**Task instructions:** Copy the records below in full and leave every image out of the copy.

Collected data

§

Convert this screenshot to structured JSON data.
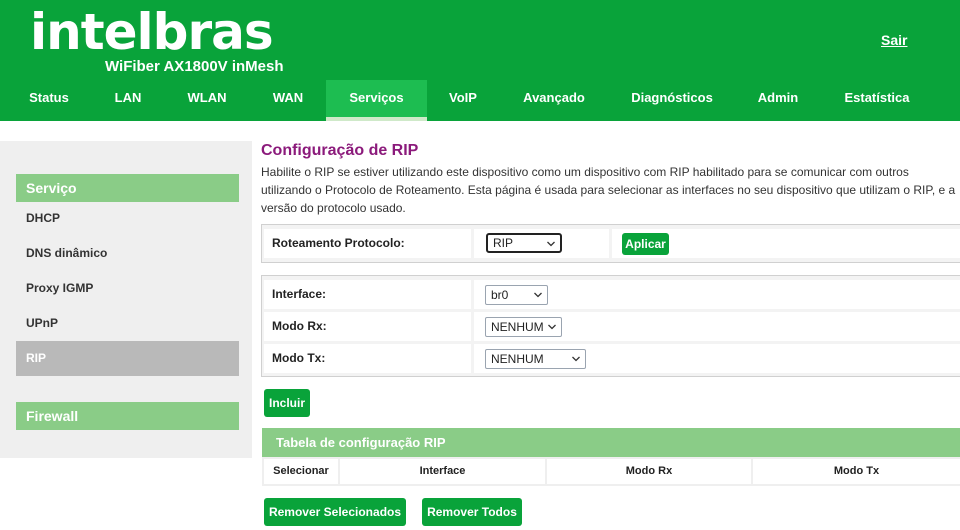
{
  "brand": {
    "logo": "intelbras",
    "model": "WiFiber AX1800V inMesh",
    "logout_label": "Sair"
  },
  "nav": {
    "items": [
      {
        "label": "Status"
      },
      {
        "label": "LAN"
      },
      {
        "label": "WLAN"
      },
      {
        "label": "WAN"
      },
      {
        "label": "Serviços",
        "active": true
      },
      {
        "label": "VoIP"
      },
      {
        "label": "Avançado"
      },
      {
        "label": "Diagnósticos"
      },
      {
        "label": "Admin"
      },
      {
        "label": "Estatística"
      }
    ]
  },
  "sidebar": {
    "section1": "Serviço",
    "items": [
      {
        "label": "DHCP"
      },
      {
        "label": "DNS dinâmico"
      },
      {
        "label": "Proxy IGMP"
      },
      {
        "label": "UPnP"
      },
      {
        "label": "RIP",
        "active": true
      }
    ],
    "section2": "Firewall"
  },
  "page": {
    "title": "Configuração de RIP",
    "description": "Habilite o RIP se estiver utilizando este dispositivo como um dispositivo com RIP habilitado para se comunicar com outros utilizando o Protocolo de Roteamento. Esta página é usada para selecionar as interfaces no seu dispositivo que utilizam o RIP, e a versão do protocolo usado."
  },
  "protocol": {
    "label": "Roteamento Protocolo:",
    "value": "RIP",
    "apply_label": "Aplicar"
  },
  "form": {
    "interface_label": "Interface:",
    "interface_value": "br0",
    "rx_label": "Modo Rx:",
    "rx_value": "NENHUM",
    "tx_label": "Modo Tx:",
    "tx_value": "NENHUM",
    "add_label": "Incluir"
  },
  "table": {
    "title": "Tabela de configuração RIP",
    "columns": [
      "Selecionar",
      "Interface",
      "Modo Rx",
      "Modo Tx"
    ]
  },
  "actions": {
    "remove_selected": "Remover Selecionados",
    "remove_all": "Remover Todos"
  },
  "colors": {
    "brand_green": "#09a33a",
    "light_green": "#8acc87",
    "title_purple": "#8b1a7b"
  }
}
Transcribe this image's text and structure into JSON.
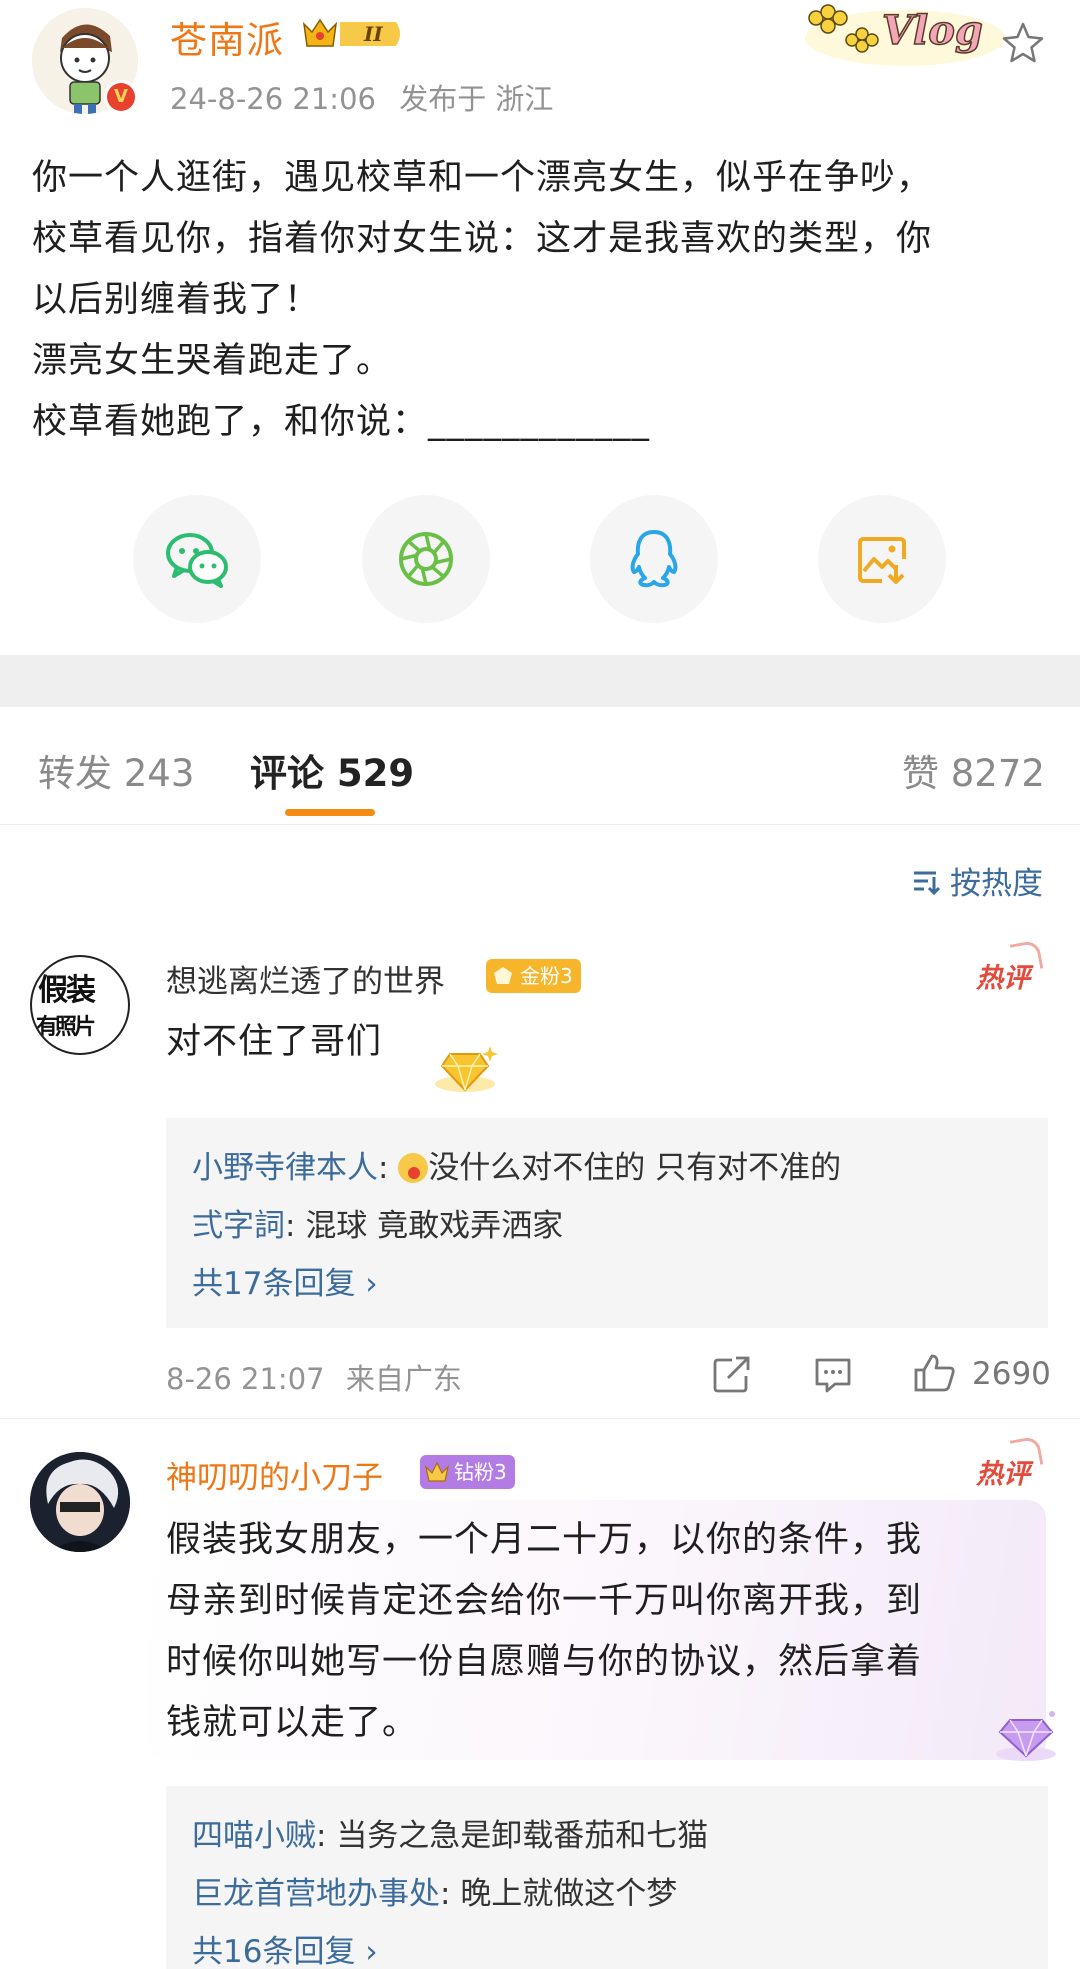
{
  "post": {
    "author": "苍南派",
    "time": "24-8-26 21:06",
    "location": "发布于 浙江",
    "vlog_sticker": "Vlog",
    "vip_level": "II",
    "lines": [
      "你一个人逛街，遇见校草和一个漂亮女生，似乎在争吵，",
      "校草看见你，指着你对女生说：这才是我喜欢的类型，你",
      "以后别缠着我了！",
      "漂亮女生哭着跑走了。",
      "校草看她跑了，和你说：____________"
    ]
  },
  "share": [
    {
      "icon": "wechat-icon"
    },
    {
      "icon": "moments-icon"
    },
    {
      "icon": "qq-icon"
    },
    {
      "icon": "save-image-icon"
    }
  ],
  "tabs": {
    "reposts": "转发 243",
    "comments": "评论 529",
    "likes": "赞 8272"
  },
  "sort_label": "按热度",
  "comments": [
    {
      "user": "想逃离烂透了的世界",
      "fan_badge": "金粉3",
      "hot": "热评",
      "avatar_text": [
        "假装",
        "有照片"
      ],
      "text": [
        "对不住了哥们"
      ],
      "replies": [
        {
          "user": "小野寺律本人",
          "text": "没什么对不住的 只有对不准的"
        },
        {
          "user": "弍字詞",
          "text": "混球 竟敢戏弄洒家"
        }
      ],
      "more": "共17条回复 ›",
      "time": "8-26 21:07",
      "location": "来自广东",
      "likes": "2690"
    },
    {
      "user": "神叨叨的小刀子",
      "fan_badge": "钻粉3",
      "hot": "热评",
      "text": [
        "假装我女朋友，一个月二十万，以你的条件，我",
        "母亲到时候肯定还会给你一千万叫你离开我，到",
        "时候你叫她写一份自愿赠与你的协议，然后拿着",
        "钱就可以走了。"
      ],
      "replies": [
        {
          "user": "四喵小贼",
          "text": "当务之急是卸载番茄和七猫"
        },
        {
          "user": "巨龙首营地办事处",
          "text": "晚上就做这个梦"
        }
      ],
      "more": "共16条回复 ›"
    }
  ],
  "colors": {
    "accent": "#f48b12",
    "author": "#ee7716",
    "link": "#3c6c9c",
    "hot": "#e34b3c"
  }
}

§

**Result below:**
Convert this screenshot to structured JSON data.
{
  "brand": {
    "logo": "intelbras",
    "model": "WiFiber AX1800V inMesh",
    "logout_label": "Sair"
  },
  "nav": {
    "items": [
      {
        "label": "Status"
      },
      {
        "label": "LAN"
      },
      {
        "label": "WLAN"
      },
      {
        "label": "WAN"
      },
      {
        "label": "Serviços",
        "active": true
      },
      {
        "label": "VoIP"
      },
      {
        "label": "Avançado"
      },
      {
        "label": "Diagnósticos"
      },
      {
        "label": "Admin"
      },
      {
        "label": "Estatística"
      }
    ]
  },
  "sidebar": {
    "section1": "Serviço",
    "items": [
      {
        "label": "DHCP"
      },
      {
        "label": "DNS dinâmico"
      },
      {
        "label": "Proxy IGMP"
      },
      {
        "label": "UPnP"
      },
      {
        "label": "RIP",
        "active": true
      }
    ],
    "section2": "Firewall"
  },
  "page": {
    "title": "Configuração de RIP",
    "description": "Habilite o RIP se estiver utilizando este dispositivo como um dispositivo com RIP habilitado para se comunicar com outros utilizando o Protocolo de Roteamento. Esta página é usada para selecionar as interfaces no seu dispositivo que utilizam o RIP, e a versão do protocolo usado."
  },
  "protocol": {
    "label": "Roteamento Protocolo:",
    "value": "RIP",
    "apply_label": "Aplicar"
  },
  "form": {
    "interface_label": "Interface:",
    "interface_value": "br0",
    "rx_label": "Modo Rx:",
    "rx_value": "NENHUM",
    "tx_label": "Modo Tx:",
    "tx_value": "NENHUM",
    "add_label": "Incluir"
  },
  "table": {
    "title": "Tabela de configuração RIP",
    "columns": [
      "Selecionar",
      "Interface",
      "Modo Rx",
      "Modo Tx"
    ]
  },
  "actions": {
    "remove_selected": "Remover Selecionados",
    "remove_all": "Remover Todos"
  },
  "colors": {
    "brand_green": "#09a33a",
    "light_green": "#8acc87",
    "title_purple": "#8b1a7b"
  }
}
Transcribe this image's text and structure into JSON.
{
  "post": {
    "author": "苍南派",
    "time": "24-8-26 21:06",
    "location": "发布于 浙江",
    "vlog_sticker": "Vlog",
    "vip_level": "II",
    "lines": [
      "你一个人逛街，遇见校草和一个漂亮女生，似乎在争吵，",
      "校草看见你，指着你对女生说：这才是我喜欢的类型，你",
      "以后别缠着我了！",
      "漂亮女生哭着跑走了。",
      "校草看她跑了，和你说：____________"
    ]
  },
  "share": [
    {
      "icon": "wechat-icon"
    },
    {
      "icon": "moments-icon"
    },
    {
      "icon": "qq-icon"
    },
    {
      "icon": "save-image-icon"
    }
  ],
  "tabs": {
    "reposts": "转发 243",
    "comments": "评论 529",
    "likes": "赞 8272"
  },
  "sort_label": "按热度",
  "comments": [
    {
      "user": "想逃离烂透了的世界",
      "fan_badge": "金粉3",
      "hot": "热评",
      "avatar_text": [
        "假装",
        "有照片"
      ],
      "text": [
        "对不住了哥们"
      ],
      "replies": [
        {
          "user": "小野寺律本人",
          "text": "没什么对不住的 只有对不准的"
        },
        {
          "user": "弍字詞",
          "text": "混球 竟敢戏弄洒家"
        }
      ],
      "more": "共17条回复 ›",
      "time": "8-26 21:07",
      "location": "来自广东",
      "likes": "2690"
    },
    {
      "user": "神叨叨的小刀子",
      "fan_badge": "钻粉3",
      "hot": "热评",
      "text": [
        "假装我女朋友，一个月二十万，以你的条件，我",
        "母亲到时候肯定还会给你一千万叫你离开我，到",
        "时候你叫她写一份自愿赠与你的协议，然后拿着",
        "钱就可以走了。"
      ],
      "replies": [
        {
          "user": "四喵小贼",
          "text": "当务之急是卸载番茄和七猫"
        },
        {
          "user": "巨龙首营地办事处",
          "text": "晚上就做这个梦"
        }
      ],
      "more": "共16条回复 ›"
    }
  ],
  "colors": {
    "accent": "#f48b12",
    "author": "#ee7716",
    "link": "#3c6c9c",
    "hot": "#e34b3c"
  }
}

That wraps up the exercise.